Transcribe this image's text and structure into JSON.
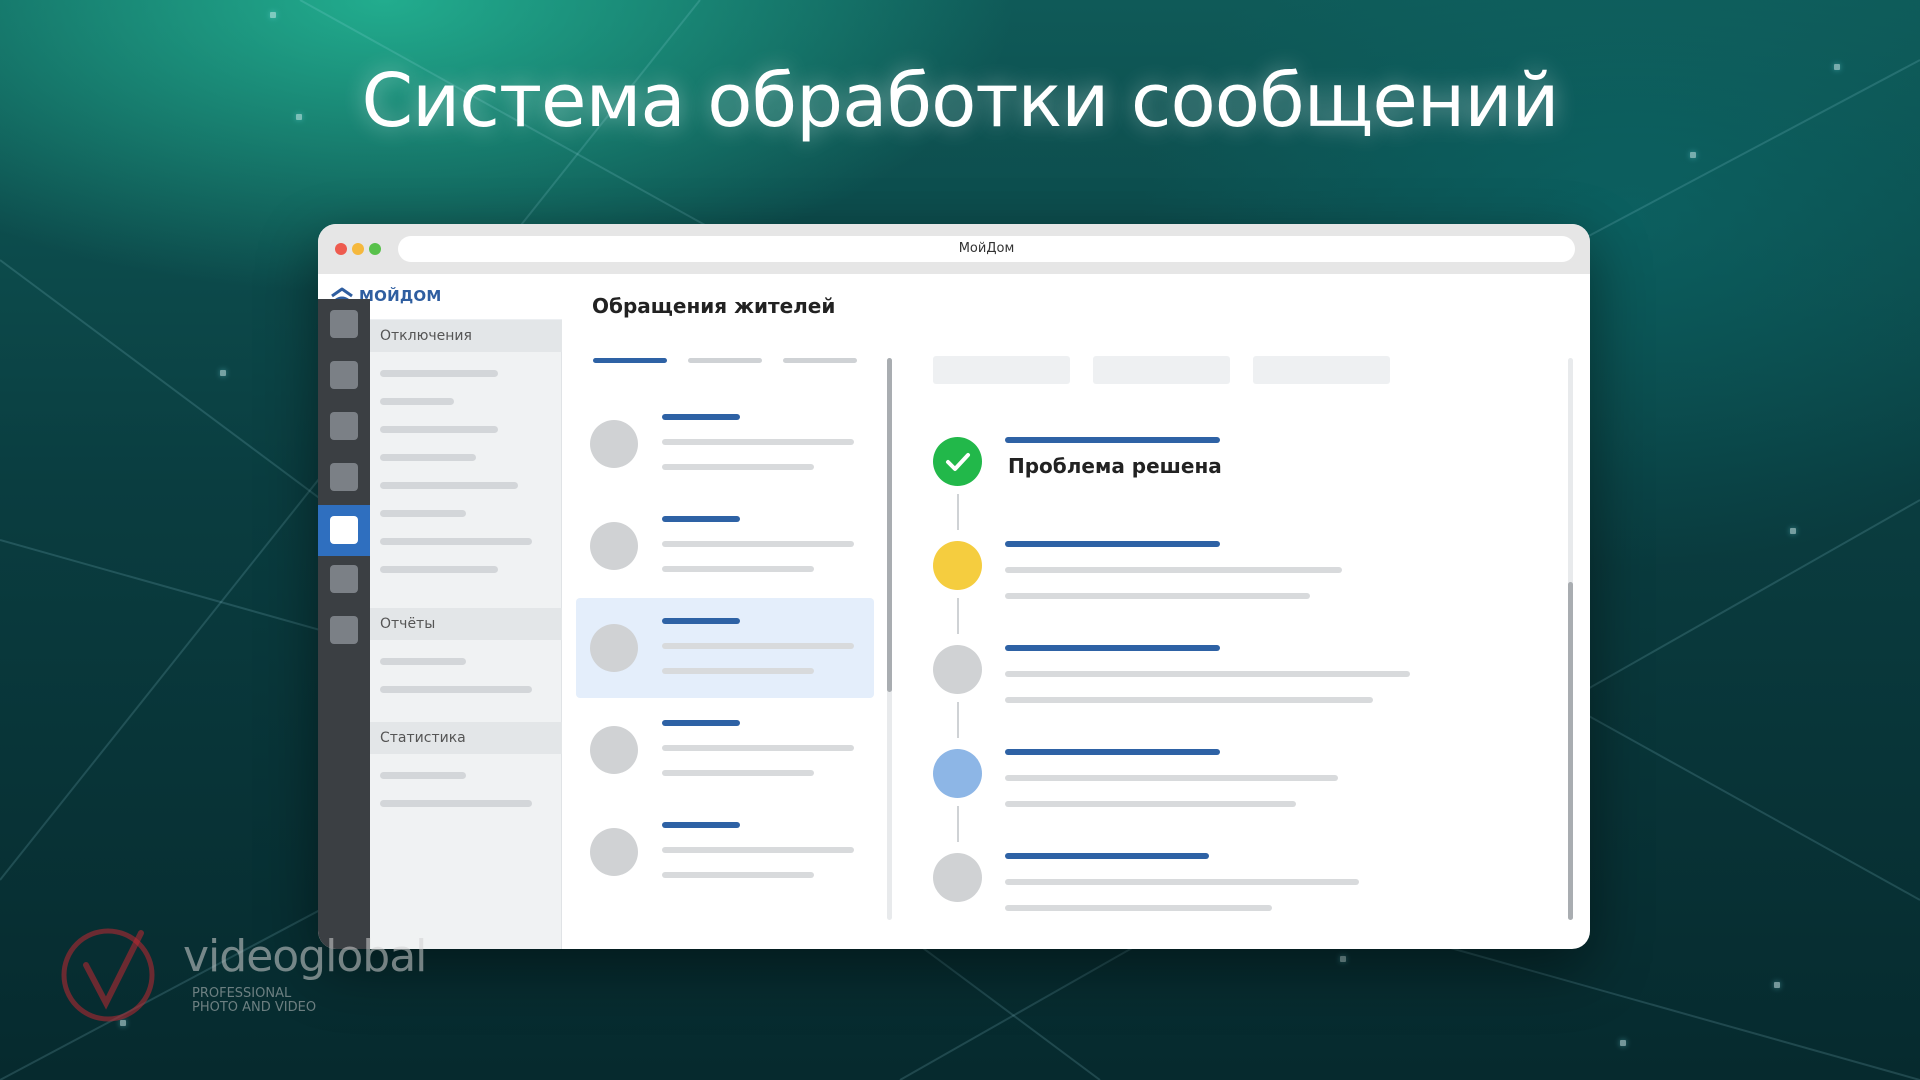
{
  "headline": "Система обработки сообщений",
  "browser": {
    "url_title": "МойДом"
  },
  "app": {
    "logo_text": "МОЙДОМ",
    "sidebar_sections": [
      {
        "label": "Отключения"
      },
      {
        "label": "Отчёты"
      },
      {
        "label": "Статистика"
      }
    ],
    "page_title": "Обращения жителей",
    "timeline": {
      "resolved_label": "Проблема решена",
      "steps": [
        {
          "status": "resolved",
          "color": "#22b84a"
        },
        {
          "status": "pending",
          "color": "#f5cd3f"
        },
        {
          "status": "inactive",
          "color": "#d0d2d4"
        },
        {
          "status": "in-progress",
          "color": "#8db6e6"
        },
        {
          "status": "inactive",
          "color": "#d0d2d4"
        }
      ]
    }
  },
  "watermark": {
    "brand": "videoglobal",
    "tagline_1": "PROFESSIONAL",
    "tagline_2": "PHOTO AND VIDEO"
  },
  "colors": {
    "accent_blue": "#2e62a5",
    "sidebar_dark": "#3b3f43",
    "active_rail": "#2f6fbf"
  }
}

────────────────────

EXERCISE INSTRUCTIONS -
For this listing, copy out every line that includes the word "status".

RESPONSE TO THIS EXERCISE -
          "status": "resolved",
          "status": "pending",
          "status": "inactive",
          "status": "in-progress",
          "status": "inactive",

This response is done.